### THE TASK
Output what the records say, word for word, with no images.
<<<<
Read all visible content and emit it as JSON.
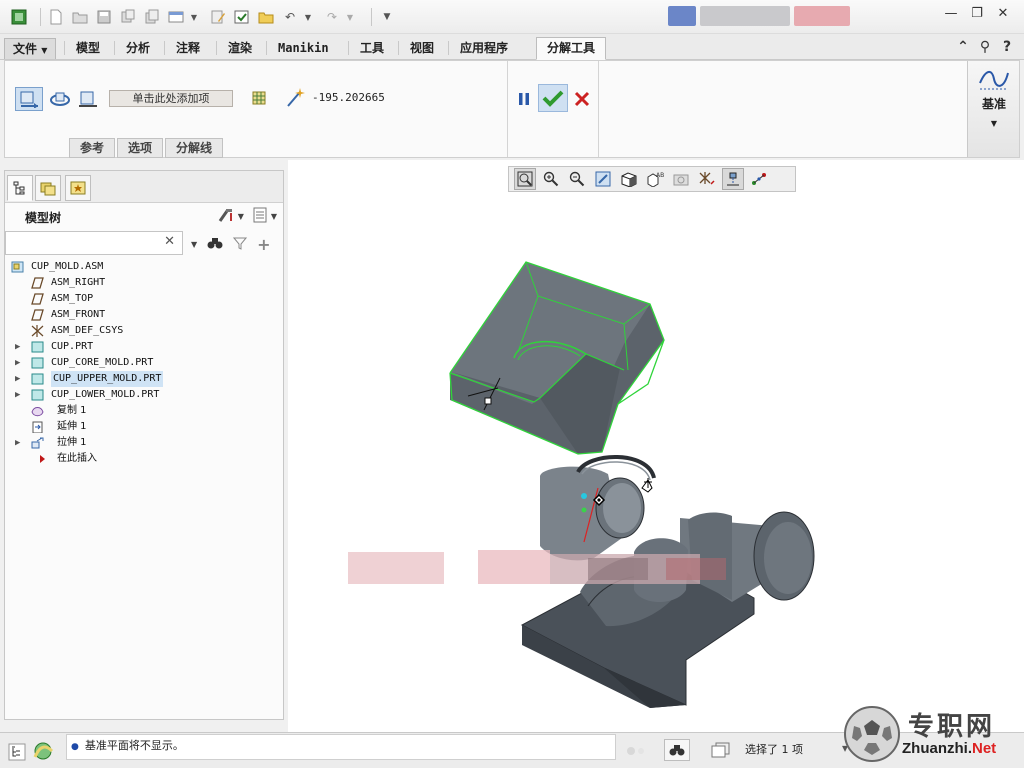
{
  "ribbon": {
    "file_tab": "文件",
    "tabs": [
      "模型",
      "分析",
      "注释",
      "渲染",
      "Manikin",
      "工具",
      "视图",
      "应用程序"
    ],
    "active_tab": "分解工具",
    "collector_text": "单击此处添加项",
    "distance_value": "-195.202665",
    "sub_tabs": [
      "参考",
      "选项",
      "分解线"
    ],
    "datum_label": "基准"
  },
  "model_tree": {
    "title": "模型树",
    "search_placeholder": "",
    "items": [
      {
        "label": "CUP_MOLD.ASM",
        "icon": "assembly-icon",
        "expandable": false,
        "selected": false
      },
      {
        "label": "ASM_RIGHT",
        "icon": "datum-plane-icon",
        "expandable": false,
        "selected": false
      },
      {
        "label": "ASM_TOP",
        "icon": "datum-plane-icon",
        "expandable": false,
        "selected": false
      },
      {
        "label": "ASM_FRONT",
        "icon": "datum-plane-icon",
        "expandable": false,
        "selected": false
      },
      {
        "label": "ASM_DEF_CSYS",
        "icon": "csys-icon",
        "expandable": false,
        "selected": false
      },
      {
        "label": "CUP.PRT",
        "icon": "part-icon",
        "expandable": true,
        "selected": false
      },
      {
        "label": "CUP_CORE_MOLD.PRT",
        "icon": "part-icon",
        "expandable": true,
        "selected": false
      },
      {
        "label": "CUP_UPPER_MOLD.PRT",
        "icon": "part-icon",
        "expandable": true,
        "selected": true
      },
      {
        "label": "CUP_LOWER_MOLD.PRT",
        "icon": "part-icon",
        "expandable": true,
        "selected": false
      },
      {
        "label": "复制 1",
        "icon": "copy-feature-icon",
        "expandable": false,
        "selected": false
      },
      {
        "label": "延伸 1",
        "icon": "extend-feature-icon",
        "expandable": false,
        "selected": false
      },
      {
        "label": "拉伸 1",
        "icon": "extrude-feature-icon",
        "expandable": true,
        "selected": false
      },
      {
        "label": "在此插入",
        "icon": "insert-here-icon",
        "expandable": false,
        "selected": false
      }
    ]
  },
  "status": {
    "message": "基准平面将不显示。",
    "selected": "选择了 1 项"
  },
  "watermark": {
    "cn": "专职网",
    "en_prefix": "Zhuanzhi.",
    "en_suffix": "Net"
  },
  "colors": {
    "ribbon_bg": "#fafafa",
    "selection_highlight": "#cfe3f5",
    "accept_green": "#2f9a2f",
    "cancel_red": "#cc2222",
    "mold_edge_green": "#2fd43a",
    "part_gray": "#5a6168"
  }
}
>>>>
### TASK RESULT
Read all visible content and emit it as JSON.
{
  "ribbon": {
    "file_tab": "文件",
    "tabs": [
      "模型",
      "分析",
      "注释",
      "渲染",
      "Manikin",
      "工具",
      "视图",
      "应用程序"
    ],
    "active_tab": "分解工具",
    "collector_text": "单击此处添加项",
    "distance_value": "-195.202665",
    "sub_tabs": [
      "参考",
      "选项",
      "分解线"
    ],
    "datum_label": "基准"
  },
  "model_tree": {
    "title": "模型树",
    "search_placeholder": "",
    "items": [
      {
        "label": "CUP_MOLD.ASM",
        "icon": "assembly-icon",
        "expandable": false,
        "selected": false
      },
      {
        "label": "ASM_RIGHT",
        "icon": "datum-plane-icon",
        "expandable": false,
        "selected": false
      },
      {
        "label": "ASM_TOP",
        "icon": "datum-plane-icon",
        "expandable": false,
        "selected": false
      },
      {
        "label": "ASM_FRONT",
        "icon": "datum-plane-icon",
        "expandable": false,
        "selected": false
      },
      {
        "label": "ASM_DEF_CSYS",
        "icon": "csys-icon",
        "expandable": false,
        "selected": false
      },
      {
        "label": "CUP.PRT",
        "icon": "part-icon",
        "expandable": true,
        "selected": false
      },
      {
        "label": "CUP_CORE_MOLD.PRT",
        "icon": "part-icon",
        "expandable": true,
        "selected": false
      },
      {
        "label": "CUP_UPPER_MOLD.PRT",
        "icon": "part-icon",
        "expandable": true,
        "selected": true
      },
      {
        "label": "CUP_LOWER_MOLD.PRT",
        "icon": "part-icon",
        "expandable": true,
        "selected": false
      },
      {
        "label": "复制 1",
        "icon": "copy-feature-icon",
        "expandable": false,
        "selected": false
      },
      {
        "label": "延伸 1",
        "icon": "extend-feature-icon",
        "expandable": false,
        "selected": false
      },
      {
        "label": "拉伸 1",
        "icon": "extrude-feature-icon",
        "expandable": true,
        "selected": false
      },
      {
        "label": "在此插入",
        "icon": "insert-here-icon",
        "expandable": false,
        "selected": false
      }
    ]
  },
  "status": {
    "message": "基准平面将不显示。",
    "selected": "选择了 1 项"
  },
  "watermark": {
    "cn": "专职网",
    "en_prefix": "Zhuanzhi.",
    "en_suffix": "Net"
  },
  "colors": {
    "ribbon_bg": "#fafafa",
    "selection_highlight": "#cfe3f5",
    "accept_green": "#2f9a2f",
    "cancel_red": "#cc2222",
    "mold_edge_green": "#2fd43a",
    "part_gray": "#5a6168"
  }
}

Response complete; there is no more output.